The Northeasters Barbershop Chorus
SPEBSQA: Society for the Preservation and Encouragement of Barber Shop Quartet Singing in America (Inc.) If you’ve ever heard a barbershop quartet outside of a high school rendition of Music Man, you’ve probably been exposed to this mouthful of an organization. Now more commonly known as the Barbershop Harmony Society (BHS), this organization is what its legal name suggests: a society geared toward preserving and encouraging barbershop music in America. Barbershop music is four-part a cappella (unaccompanied) voice music with a chord for every note of the melody. Because of those four parts—bass, baritone, tenor and lead—one most frequently hears of barbershop quartets; but choruses with multiple voices taking each part are also possible.

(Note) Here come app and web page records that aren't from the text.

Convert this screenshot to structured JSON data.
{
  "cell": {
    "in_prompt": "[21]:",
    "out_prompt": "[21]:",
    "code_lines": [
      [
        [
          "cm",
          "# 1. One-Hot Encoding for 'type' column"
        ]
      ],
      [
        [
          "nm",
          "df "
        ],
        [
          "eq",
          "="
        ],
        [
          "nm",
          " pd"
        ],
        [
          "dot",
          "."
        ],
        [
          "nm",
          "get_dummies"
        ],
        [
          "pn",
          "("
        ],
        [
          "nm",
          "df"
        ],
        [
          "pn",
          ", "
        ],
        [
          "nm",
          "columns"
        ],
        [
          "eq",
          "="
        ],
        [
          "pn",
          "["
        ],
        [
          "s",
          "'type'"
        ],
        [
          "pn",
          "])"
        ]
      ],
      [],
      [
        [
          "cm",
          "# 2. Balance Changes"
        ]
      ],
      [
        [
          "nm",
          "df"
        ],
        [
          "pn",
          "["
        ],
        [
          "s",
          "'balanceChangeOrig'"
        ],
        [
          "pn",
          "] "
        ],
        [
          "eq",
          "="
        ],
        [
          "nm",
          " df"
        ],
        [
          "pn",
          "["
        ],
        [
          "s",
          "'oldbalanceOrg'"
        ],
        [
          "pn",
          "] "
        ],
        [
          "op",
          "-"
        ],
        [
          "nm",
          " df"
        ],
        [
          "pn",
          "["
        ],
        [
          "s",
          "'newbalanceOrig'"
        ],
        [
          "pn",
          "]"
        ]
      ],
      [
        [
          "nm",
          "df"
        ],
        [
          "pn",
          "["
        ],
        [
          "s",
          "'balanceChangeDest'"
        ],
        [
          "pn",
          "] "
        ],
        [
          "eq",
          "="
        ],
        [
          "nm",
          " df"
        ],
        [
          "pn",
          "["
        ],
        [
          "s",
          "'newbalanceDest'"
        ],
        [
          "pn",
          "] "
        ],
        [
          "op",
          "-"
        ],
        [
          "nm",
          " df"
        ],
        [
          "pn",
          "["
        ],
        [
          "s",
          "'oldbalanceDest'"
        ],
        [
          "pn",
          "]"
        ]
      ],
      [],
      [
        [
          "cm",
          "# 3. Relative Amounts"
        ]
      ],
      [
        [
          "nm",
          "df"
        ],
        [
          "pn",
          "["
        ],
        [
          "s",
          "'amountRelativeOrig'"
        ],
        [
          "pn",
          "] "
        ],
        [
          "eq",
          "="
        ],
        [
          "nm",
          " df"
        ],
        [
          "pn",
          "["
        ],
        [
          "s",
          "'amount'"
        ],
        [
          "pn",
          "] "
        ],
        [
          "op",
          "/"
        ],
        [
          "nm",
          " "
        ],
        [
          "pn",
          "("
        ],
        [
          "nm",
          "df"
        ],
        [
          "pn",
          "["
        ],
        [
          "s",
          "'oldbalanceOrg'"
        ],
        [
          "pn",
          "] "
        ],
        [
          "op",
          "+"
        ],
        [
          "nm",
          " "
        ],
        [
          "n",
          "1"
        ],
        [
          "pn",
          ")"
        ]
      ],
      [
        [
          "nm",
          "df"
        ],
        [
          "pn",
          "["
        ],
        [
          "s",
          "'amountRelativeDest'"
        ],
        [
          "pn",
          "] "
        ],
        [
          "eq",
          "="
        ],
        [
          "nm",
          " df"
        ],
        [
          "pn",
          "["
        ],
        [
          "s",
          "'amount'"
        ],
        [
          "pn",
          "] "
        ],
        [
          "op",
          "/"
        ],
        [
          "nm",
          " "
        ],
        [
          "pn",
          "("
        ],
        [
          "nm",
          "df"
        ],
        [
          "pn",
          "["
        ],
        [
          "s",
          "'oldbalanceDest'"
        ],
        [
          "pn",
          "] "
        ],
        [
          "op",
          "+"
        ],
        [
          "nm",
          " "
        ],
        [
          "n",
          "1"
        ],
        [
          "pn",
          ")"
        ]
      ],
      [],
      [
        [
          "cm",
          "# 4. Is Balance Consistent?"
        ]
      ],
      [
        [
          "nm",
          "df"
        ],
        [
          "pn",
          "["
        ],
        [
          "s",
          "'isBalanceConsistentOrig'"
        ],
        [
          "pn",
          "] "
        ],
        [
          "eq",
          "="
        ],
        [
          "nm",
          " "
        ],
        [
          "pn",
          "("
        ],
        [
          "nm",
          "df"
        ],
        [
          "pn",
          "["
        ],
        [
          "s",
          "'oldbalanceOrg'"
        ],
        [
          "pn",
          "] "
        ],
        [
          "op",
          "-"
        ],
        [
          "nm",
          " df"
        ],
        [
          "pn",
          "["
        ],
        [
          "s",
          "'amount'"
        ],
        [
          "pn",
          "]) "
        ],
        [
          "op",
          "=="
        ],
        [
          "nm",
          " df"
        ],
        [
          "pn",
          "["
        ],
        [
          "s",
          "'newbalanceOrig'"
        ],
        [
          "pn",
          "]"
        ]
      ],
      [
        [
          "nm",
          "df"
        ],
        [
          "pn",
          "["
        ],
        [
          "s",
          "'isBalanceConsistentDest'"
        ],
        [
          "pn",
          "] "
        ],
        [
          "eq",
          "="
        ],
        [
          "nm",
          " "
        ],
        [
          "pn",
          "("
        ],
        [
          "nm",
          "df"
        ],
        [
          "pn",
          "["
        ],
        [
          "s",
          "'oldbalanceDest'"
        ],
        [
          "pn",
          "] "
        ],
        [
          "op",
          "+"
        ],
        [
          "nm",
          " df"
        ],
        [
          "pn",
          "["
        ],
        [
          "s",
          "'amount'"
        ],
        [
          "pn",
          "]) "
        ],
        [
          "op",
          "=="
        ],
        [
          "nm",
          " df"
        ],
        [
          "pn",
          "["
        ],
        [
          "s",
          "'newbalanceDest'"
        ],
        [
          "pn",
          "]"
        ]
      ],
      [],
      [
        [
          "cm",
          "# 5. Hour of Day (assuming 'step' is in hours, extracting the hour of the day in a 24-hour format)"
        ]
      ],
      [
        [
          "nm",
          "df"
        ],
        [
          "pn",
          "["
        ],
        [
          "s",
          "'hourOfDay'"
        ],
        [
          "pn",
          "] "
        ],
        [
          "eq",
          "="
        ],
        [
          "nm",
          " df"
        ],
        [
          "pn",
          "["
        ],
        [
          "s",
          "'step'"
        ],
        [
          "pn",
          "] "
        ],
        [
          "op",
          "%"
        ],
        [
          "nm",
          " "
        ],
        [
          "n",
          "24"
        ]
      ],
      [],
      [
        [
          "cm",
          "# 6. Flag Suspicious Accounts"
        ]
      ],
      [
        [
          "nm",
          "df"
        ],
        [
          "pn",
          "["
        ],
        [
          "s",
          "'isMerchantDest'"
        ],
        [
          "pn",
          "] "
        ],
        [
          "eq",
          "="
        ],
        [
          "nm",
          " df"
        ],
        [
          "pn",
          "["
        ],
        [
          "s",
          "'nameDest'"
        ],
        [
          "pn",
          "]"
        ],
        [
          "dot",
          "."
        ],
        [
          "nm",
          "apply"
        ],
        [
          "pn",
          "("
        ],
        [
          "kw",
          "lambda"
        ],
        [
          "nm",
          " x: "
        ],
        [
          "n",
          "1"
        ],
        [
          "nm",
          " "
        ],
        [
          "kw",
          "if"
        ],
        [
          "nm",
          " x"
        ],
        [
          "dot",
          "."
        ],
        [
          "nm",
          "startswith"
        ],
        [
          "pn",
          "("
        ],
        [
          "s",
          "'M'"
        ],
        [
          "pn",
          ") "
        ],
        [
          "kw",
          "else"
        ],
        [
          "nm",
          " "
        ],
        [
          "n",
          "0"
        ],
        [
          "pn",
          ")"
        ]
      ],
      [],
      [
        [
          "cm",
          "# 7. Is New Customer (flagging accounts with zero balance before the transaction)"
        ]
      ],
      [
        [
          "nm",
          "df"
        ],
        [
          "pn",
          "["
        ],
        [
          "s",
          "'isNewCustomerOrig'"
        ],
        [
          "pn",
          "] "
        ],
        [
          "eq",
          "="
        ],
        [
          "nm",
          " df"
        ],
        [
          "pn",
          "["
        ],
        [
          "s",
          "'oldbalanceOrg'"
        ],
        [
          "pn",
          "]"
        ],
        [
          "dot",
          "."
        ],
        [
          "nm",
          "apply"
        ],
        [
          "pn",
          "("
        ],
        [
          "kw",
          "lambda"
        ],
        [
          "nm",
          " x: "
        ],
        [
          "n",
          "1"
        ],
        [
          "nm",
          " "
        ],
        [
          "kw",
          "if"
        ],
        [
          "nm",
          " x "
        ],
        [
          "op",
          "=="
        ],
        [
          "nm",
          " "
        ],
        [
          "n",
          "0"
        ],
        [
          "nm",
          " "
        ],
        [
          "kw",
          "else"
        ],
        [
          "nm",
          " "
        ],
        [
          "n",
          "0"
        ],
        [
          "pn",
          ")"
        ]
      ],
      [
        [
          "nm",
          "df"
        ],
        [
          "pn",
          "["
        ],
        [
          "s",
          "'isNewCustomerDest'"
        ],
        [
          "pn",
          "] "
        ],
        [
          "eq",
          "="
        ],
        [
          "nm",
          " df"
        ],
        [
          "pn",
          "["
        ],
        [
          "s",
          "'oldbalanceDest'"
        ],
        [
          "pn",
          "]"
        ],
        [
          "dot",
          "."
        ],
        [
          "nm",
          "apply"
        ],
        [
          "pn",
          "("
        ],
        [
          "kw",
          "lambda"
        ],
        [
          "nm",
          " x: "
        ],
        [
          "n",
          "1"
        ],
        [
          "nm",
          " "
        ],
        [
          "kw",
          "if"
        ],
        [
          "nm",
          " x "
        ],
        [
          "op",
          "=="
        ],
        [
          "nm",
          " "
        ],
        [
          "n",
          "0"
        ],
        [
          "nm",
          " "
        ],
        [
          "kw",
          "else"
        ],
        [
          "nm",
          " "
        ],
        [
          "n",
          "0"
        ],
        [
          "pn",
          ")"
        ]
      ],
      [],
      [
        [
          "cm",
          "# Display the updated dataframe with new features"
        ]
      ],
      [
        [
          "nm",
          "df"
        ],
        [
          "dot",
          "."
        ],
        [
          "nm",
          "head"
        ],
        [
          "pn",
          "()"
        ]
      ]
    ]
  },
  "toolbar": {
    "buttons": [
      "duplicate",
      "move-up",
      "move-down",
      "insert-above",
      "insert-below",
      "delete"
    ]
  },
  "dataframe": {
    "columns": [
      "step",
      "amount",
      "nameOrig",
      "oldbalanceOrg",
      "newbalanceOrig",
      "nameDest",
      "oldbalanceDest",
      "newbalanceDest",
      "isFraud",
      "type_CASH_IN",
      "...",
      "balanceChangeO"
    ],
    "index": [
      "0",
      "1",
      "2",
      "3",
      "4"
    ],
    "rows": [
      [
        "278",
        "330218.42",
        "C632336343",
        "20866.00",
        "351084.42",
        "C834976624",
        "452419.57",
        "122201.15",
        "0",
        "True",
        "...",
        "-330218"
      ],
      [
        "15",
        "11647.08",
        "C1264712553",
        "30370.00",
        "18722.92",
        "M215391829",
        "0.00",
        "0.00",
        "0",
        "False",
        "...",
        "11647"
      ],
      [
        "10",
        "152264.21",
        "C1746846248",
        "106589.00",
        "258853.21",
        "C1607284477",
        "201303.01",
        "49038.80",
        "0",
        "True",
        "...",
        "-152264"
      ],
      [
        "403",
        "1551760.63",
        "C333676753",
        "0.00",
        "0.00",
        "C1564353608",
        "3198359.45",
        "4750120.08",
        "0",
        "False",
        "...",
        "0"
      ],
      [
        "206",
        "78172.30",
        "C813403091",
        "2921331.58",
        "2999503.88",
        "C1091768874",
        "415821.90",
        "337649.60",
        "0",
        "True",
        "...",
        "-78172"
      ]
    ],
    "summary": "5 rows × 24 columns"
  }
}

If you haven’t heard of barbershop music and think it doesn’t sound like a very big organization, you’d be wrong. Barbershop chapters exist in every state in the U.S., famous quartets performing in such venues as Disneyland, Las Vegas and even New York City.
So why do we care about barbershop in the Upper Delaware River area? Barbershop is alive and well throughout Wayne County, PA and Sullivan County, NY. The Northeasters Barbershop Chorus convenes and rehearses on a weekly basis in Honesdale, PA to provide barbershop music for a smattering of local venues on both sides of the river. Additionally, the chapter is home to some of the area’s quartets, who can also be seen performing at places like the Town of Lumberland, Honesdale’s Central Park, Callicoon’s Delaware Youth Center and many more.
SPEBSQA was founded in 1938 in Tulsa, OK, and wasn’t known as BHS until later. The Northeasters Barbershop Chorus began in 1978, but didn’t perform their first show until 1979. The remaining charter members are Clyde Kreider , Scotty Ogden and Bob Maines. For much of the last 40 years, Maines served as the director of the chorus along with Gene Molessa, a key-member for a number of years, and now Tammy Ebert, who currently directs the chorus. Kreider, along with Dan Biondo, also served as assistant director for most of the chorus’s history; both have contributed to the chapter’s success in numerous other capacities. Ogden, who still sings with the chorus, is also a member of the longest-running quartet in the Northeasters, The Stourbridge Lion, whose name pays homage to the historic Honesdale steam engine.
In the beginning, a gentleman by the name of Howard Keppler, from New York, approached Maines, telling him that if he would direct the chorus, Keppler would aid in setting up the local chapter. They received much support from chapters in Wilkes-Barre and Scranton in getting things started.
Forty years later, the coming and going of members has brought an almost entirely new group together for the love of barbershop singing, but the goals and practices are still much the same. Within its first year there were 43 members from Wayne and Pike Counties in Pennsylvania. Now there are approximately 30 who gather every Tuesday to rehearse. As Kreider says, the chapter is “always looking for young men to sing with us.” He is also fond of saying “As long as you can carry a tune in a bucket we’re happy to have you,” Emphasizing the organization’s strong desire to not only perform barbershop music but to educate and encourage music in the community.
To that end, the Northeasters Barbershop Chorus gives out three annual scholarships to high school students from Honesdale, Western Wayne and Wallenpaupack schools who aim to study music in one form or another. They also donate to their philanthropy each year out of the profits from their annual show. Their current philanthropy is to the Fair Hill Farm Therapeutic Riding Center, which serves to help adults and children with special needs. Previously, the chorus has supported Sing America, which sought to promote music in secondary education.
Many of the quartets from the chorus also participate in “sing-outs,” or public performances, at nursing homes, anniversary dinners, banquets and holiday events. Some years—including upcoming 2019—quartets are sent to offices where someone’s wife works and will perform a song or two for Valentine’s Day, presenting a rose to whomever has been sent the singing Valentine.
For 38 years, the Northeasters have kicked off the Wayne County Creative Arts Council Summer concerts in Central Park, Honesdale, the second Monday in June. They also perform an annual Christmas show at Woodloch Springs, which is open to the public.
The group’s annual concert will be held this year on Saturday, September 29 at 7 p.m. in the Honesdale High School auditorium. Tickets are available at the door or from a member. If you are interested in becoming a member of the Northeasters Barbershop Chorus, you can attend any practice on Tuesday nights at 7 p.m. at the Central United Methodist Church, 205 11th St., Honesdale. For questions on the show or becoming a member call Clyde Kreider at 570/253-1982.